More often than not when something is ‘shed built’ it’s either a very mildly modified production motorcycle, usually just incorporating purchased parts configured just the right way, or it’s a full custom and the shed in question is actually a fully functional garage run by a staff for that very purpose. But just like his build, nothing is typical about this Northern English man. Not much is known about the builder of the Brute, other than his name is Shaun and his hobby is building motorcycles in a shed less than 400 square feet in size. And the results are nothing less than remarkable.
I believe Shaun is the type of person that prefers the road less traveled. Actually, after seeing this build I am starting to think if Shaun had the option of the road less traveled or no road at all, he would choose the latter. The reason I say that is because Shaun didn’t just ‘build’ a motorcycle with parts specifically designed for something he had laying around, something most builders do. No, Shaun built almost the entire bike from the ground up, manufacturing majority of the parts in his own shed, with his own hands and tools. Tools he built or restored himself mind you.

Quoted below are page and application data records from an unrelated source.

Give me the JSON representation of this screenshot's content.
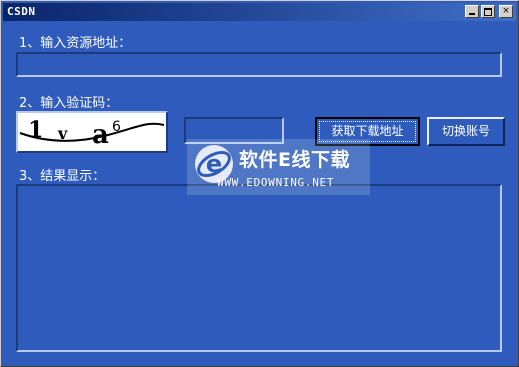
{
  "window": {
    "title": "CSDN",
    "controls": {
      "minimize": "minimize-icon",
      "maximize": "maximize-icon",
      "close": "×"
    }
  },
  "step1": {
    "label": "1、输入资源地址：",
    "value": ""
  },
  "step2": {
    "label": "2、输入验证码：",
    "captcha_text": "1 v a 6",
    "captcha_glyphs": [
      "1",
      "v",
      "a",
      "6"
    ],
    "code_value": ""
  },
  "buttons": {
    "get_download": "获取下载地址",
    "switch_account": "切换账号"
  },
  "step3": {
    "label": "3、结果显示：",
    "value": ""
  },
  "watermark": {
    "title": "软件E线下载",
    "url": "WWW.EDOWNING.NET",
    "logo": "e-logo-icon"
  },
  "colors": {
    "window_bg": "#2f5cbc",
    "titlebar_start": "#0a246a",
    "titlebar_end": "#3f6fc8",
    "text": "#ffffff"
  }
}
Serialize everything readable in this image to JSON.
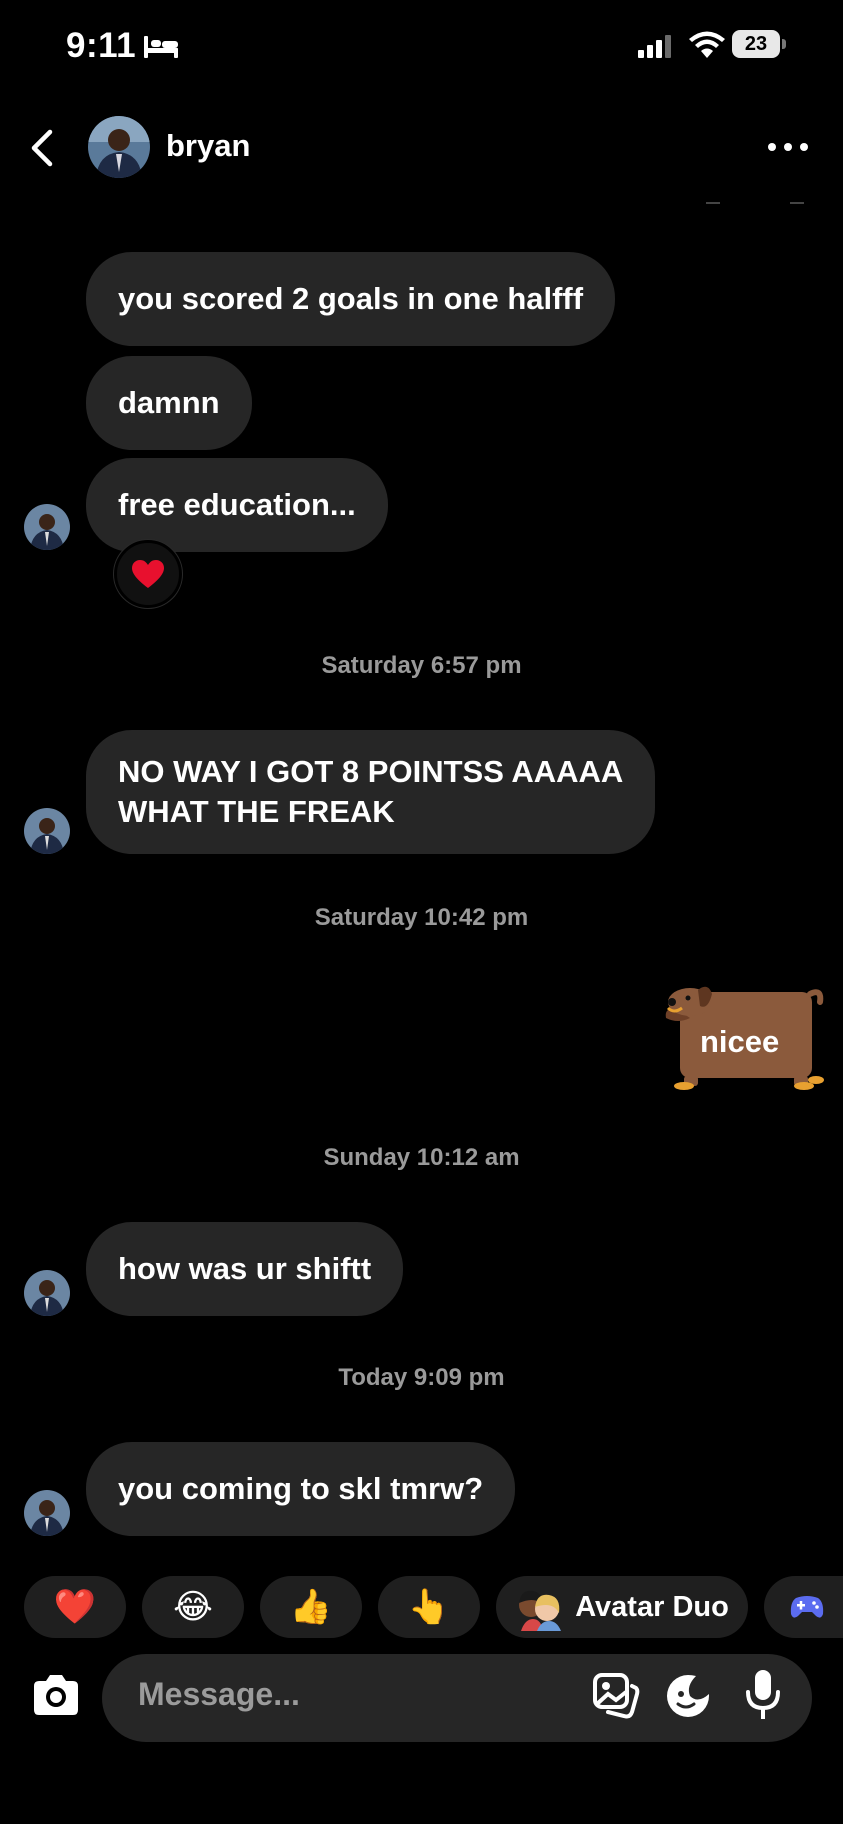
{
  "status_bar": {
    "time": "9:11",
    "battery": "23"
  },
  "header": {
    "contact_name": "bryan"
  },
  "messages": [
    {
      "text": "you scored 2 goals in one halfff"
    },
    {
      "text": "damnn"
    },
    {
      "text": "free education..."
    },
    {
      "lines": [
        "NO WAY I GOT 8 POINTSS AAAAA",
        "WHAT THE FREAK"
      ]
    },
    {
      "text": "how was ur shiftt"
    },
    {
      "text": "you coming to skl tmrw?"
    }
  ],
  "timestamps": [
    "Saturday 6:57 pm",
    "Saturday 10:42 pm",
    "Sunday 10:12 am",
    "Today 9:09 pm"
  ],
  "sent_sticker": {
    "text": "nicee"
  },
  "quick_reactions": [
    "❤️",
    "😂",
    "👍",
    "👆"
  ],
  "avatar_duo": {
    "label": "Avatar Duo"
  },
  "composer": {
    "placeholder": "Message..."
  },
  "colors": {
    "bubble": "#262626",
    "background": "#000000",
    "timestamp": "#9a9a9a",
    "heart": "#e8102e"
  }
}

His motivation was simple, he had never ridden a hub-steered bike and because of their rarity, he couldn’t get one to try out. So as he put it, “I’d read quite a bit about them, and wanted to see for myself what it was all about… and I like making stuff.” Well, okay then. And his timeline? 3 years or so; with an 18 month lay off so he could move. That is absolutely astounding.
So the Brute is special, but how special is it? The answer is extremely. The Brute is built around a second generation Aprilia RSV1000R engine, one that has been heavily reworked. It has a first generation wiring harness, allowing for better tuning. It also has Yamaha R1 wheels with custom hubs. Other than that and a few minor parts dashed in here and there everything else has been built by Shaun himself. His mantra, “make as many of the parts as I can myself. If I can’t make it, then redesign it or make a tool so I can.”
All of this made for a truly incredible final product. Hub steering bikes in themselves are fairly rare, but none are built in anything less than a professional facility that is run by a team of engineers that get paid to make things work. The Brute is on another level for something designed by an Englishman on a whim.
The attention to detail is what makes it stand out the most. The frame is constructed from a combination of 6082 T6 aluminum for the main frame and a superalloy called Inconel for the top tube, allowing Shaun to modify it without worrying about paint.
The swingarms are made from oval t45 tubing, with billet 7075 axle boxes at the ends. He even made 3 different axle box setups that change the overall wheelbase and weight distribution; a distinct way to change the bikes handling characteristics. Although they weren’t built by Shaun himself the shocks are a one-off custom set built specifically for the Brute by Mike Capon of M Shocks. The brakes are Brembo units upgraded from the original R1’s Tokico setup, a nice upgrade overshadowed by the rest of the build.
By far one of my favorite features is the custom cooling system that was built to keep the 998cc v-twin in check. Pace Performance supplied the radiator cores, while everything else including the water pump housing was hand fabricated then tucked under each side of the bike by Shaun. Combined with the raw welded exhaust it gives the brute an exceptionally mean look, letting you know it’s ready to perform as well as it looks.
However, the true test is how the Brute rides. With a weight of 393 pounds and an undisclosed horsepower rating north of 139hp(stock RSV hp), the Brute shapes up to be one great riding motorcycle. Performance Bikes tested the Brute last year and had glowing reviews, stating ‘It’s the best special we’ve ever tested.’ Shaun even seems to be impressed with his creation’s ride quality, claiming his test ride turned from a toe down excursion to a 12-mile ride on main roads. That’s always a great sign for a shakedown run.
So can the mystery man from England do any wrong? Well if I had to nitpick anything it would have to be the bodywork. It is all fabricated out of aluminum, with a faux carbon finish. The brute also sports a naked look, with just a universal headlight unit out front. I would love to see Shaun either collaborate with someone or build his own carbon bodywork, utilizing a 3/4 fairing of some sorts. But that’s just my personal taste.
Overall the Brute is still a stunning piece of work, eclipsed only by its own origin. Shed builds don’t get any better than this. Good work Shaun, keep it up.
All photos: BikeExif.com